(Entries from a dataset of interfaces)
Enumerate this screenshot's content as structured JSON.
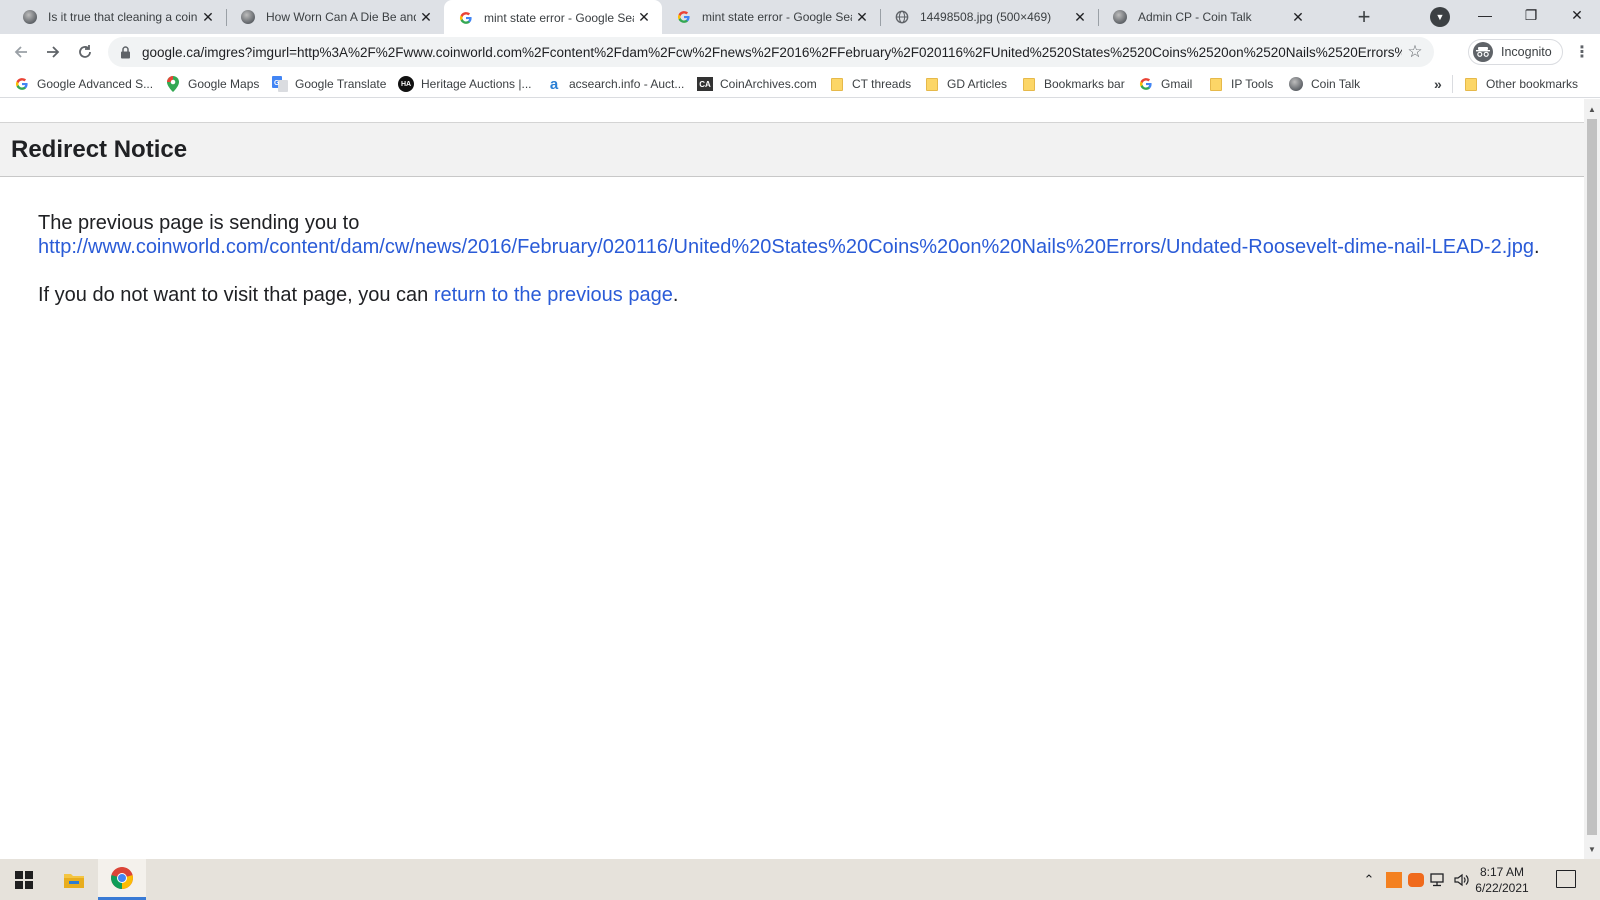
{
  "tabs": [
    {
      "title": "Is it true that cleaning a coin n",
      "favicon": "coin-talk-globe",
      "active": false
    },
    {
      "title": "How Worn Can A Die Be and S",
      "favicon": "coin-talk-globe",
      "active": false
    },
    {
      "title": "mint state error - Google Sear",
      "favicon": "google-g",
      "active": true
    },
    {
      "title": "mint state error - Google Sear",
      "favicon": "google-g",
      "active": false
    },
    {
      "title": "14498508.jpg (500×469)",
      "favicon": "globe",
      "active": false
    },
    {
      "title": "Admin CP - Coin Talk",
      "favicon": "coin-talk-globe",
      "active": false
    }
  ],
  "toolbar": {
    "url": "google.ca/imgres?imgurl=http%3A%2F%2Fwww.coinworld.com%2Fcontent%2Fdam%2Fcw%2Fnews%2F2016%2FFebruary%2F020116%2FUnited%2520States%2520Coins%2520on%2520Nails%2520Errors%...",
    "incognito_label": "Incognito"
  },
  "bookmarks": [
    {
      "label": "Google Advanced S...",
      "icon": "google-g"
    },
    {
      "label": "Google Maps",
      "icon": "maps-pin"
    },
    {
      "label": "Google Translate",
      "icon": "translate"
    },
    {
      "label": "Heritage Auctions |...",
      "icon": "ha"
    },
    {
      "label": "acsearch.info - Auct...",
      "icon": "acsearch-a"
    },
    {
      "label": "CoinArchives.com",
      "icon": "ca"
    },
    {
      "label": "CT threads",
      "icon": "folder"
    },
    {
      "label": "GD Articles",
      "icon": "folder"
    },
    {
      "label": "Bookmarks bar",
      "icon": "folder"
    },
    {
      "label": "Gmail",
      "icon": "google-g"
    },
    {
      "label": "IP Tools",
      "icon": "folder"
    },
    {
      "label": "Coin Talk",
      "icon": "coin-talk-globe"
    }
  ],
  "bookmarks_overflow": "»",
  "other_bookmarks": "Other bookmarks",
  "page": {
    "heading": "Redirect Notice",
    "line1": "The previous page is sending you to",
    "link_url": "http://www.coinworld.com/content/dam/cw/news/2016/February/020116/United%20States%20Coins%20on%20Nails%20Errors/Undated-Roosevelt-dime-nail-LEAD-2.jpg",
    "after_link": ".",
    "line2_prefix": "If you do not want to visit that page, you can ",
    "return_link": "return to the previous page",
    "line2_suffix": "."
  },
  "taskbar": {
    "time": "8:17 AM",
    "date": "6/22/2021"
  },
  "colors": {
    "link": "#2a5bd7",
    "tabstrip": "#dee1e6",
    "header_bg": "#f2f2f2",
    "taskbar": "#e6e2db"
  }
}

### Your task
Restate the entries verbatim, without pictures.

### Answer box
Enumerate this screenshot's content as structured JSON.
{
  "tabs": [
    {
      "title": "Is it true that cleaning a coin n",
      "favicon": "coin-talk-globe",
      "active": false
    },
    {
      "title": "How Worn Can A Die Be and S",
      "favicon": "coin-talk-globe",
      "active": false
    },
    {
      "title": "mint state error - Google Sear",
      "favicon": "google-g",
      "active": true
    },
    {
      "title": "mint state error - Google Sear",
      "favicon": "google-g",
      "active": false
    },
    {
      "title": "14498508.jpg (500×469)",
      "favicon": "globe",
      "active": false
    },
    {
      "title": "Admin CP - Coin Talk",
      "favicon": "coin-talk-globe",
      "active": false
    }
  ],
  "toolbar": {
    "url": "google.ca/imgres?imgurl=http%3A%2F%2Fwww.coinworld.com%2Fcontent%2Fdam%2Fcw%2Fnews%2F2016%2FFebruary%2F020116%2FUnited%2520States%2520Coins%2520on%2520Nails%2520Errors%...",
    "incognito_label": "Incognito"
  },
  "bookmarks": [
    {
      "label": "Google Advanced S...",
      "icon": "google-g"
    },
    {
      "label": "Google Maps",
      "icon": "maps-pin"
    },
    {
      "label": "Google Translate",
      "icon": "translate"
    },
    {
      "label": "Heritage Auctions |...",
      "icon": "ha"
    },
    {
      "label": "acsearch.info - Auct...",
      "icon": "acsearch-a"
    },
    {
      "label": "CoinArchives.com",
      "icon": "ca"
    },
    {
      "label": "CT threads",
      "icon": "folder"
    },
    {
      "label": "GD Articles",
      "icon": "folder"
    },
    {
      "label": "Bookmarks bar",
      "icon": "folder"
    },
    {
      "label": "Gmail",
      "icon": "google-g"
    },
    {
      "label": "IP Tools",
      "icon": "folder"
    },
    {
      "label": "Coin Talk",
      "icon": "coin-talk-globe"
    }
  ],
  "bookmarks_overflow": "»",
  "other_bookmarks": "Other bookmarks",
  "page": {
    "heading": "Redirect Notice",
    "line1": "The previous page is sending you to",
    "link_url": "http://www.coinworld.com/content/dam/cw/news/2016/February/020116/United%20States%20Coins%20on%20Nails%20Errors/Undated-Roosevelt-dime-nail-LEAD-2.jpg",
    "after_link": ".",
    "line2_prefix": "If you do not want to visit that page, you can ",
    "return_link": "return to the previous page",
    "line2_suffix": "."
  },
  "taskbar": {
    "time": "8:17 AM",
    "date": "6/22/2021"
  },
  "colors": {
    "link": "#2a5bd7",
    "tabstrip": "#dee1e6",
    "header_bg": "#f2f2f2",
    "taskbar": "#e6e2db"
  }
}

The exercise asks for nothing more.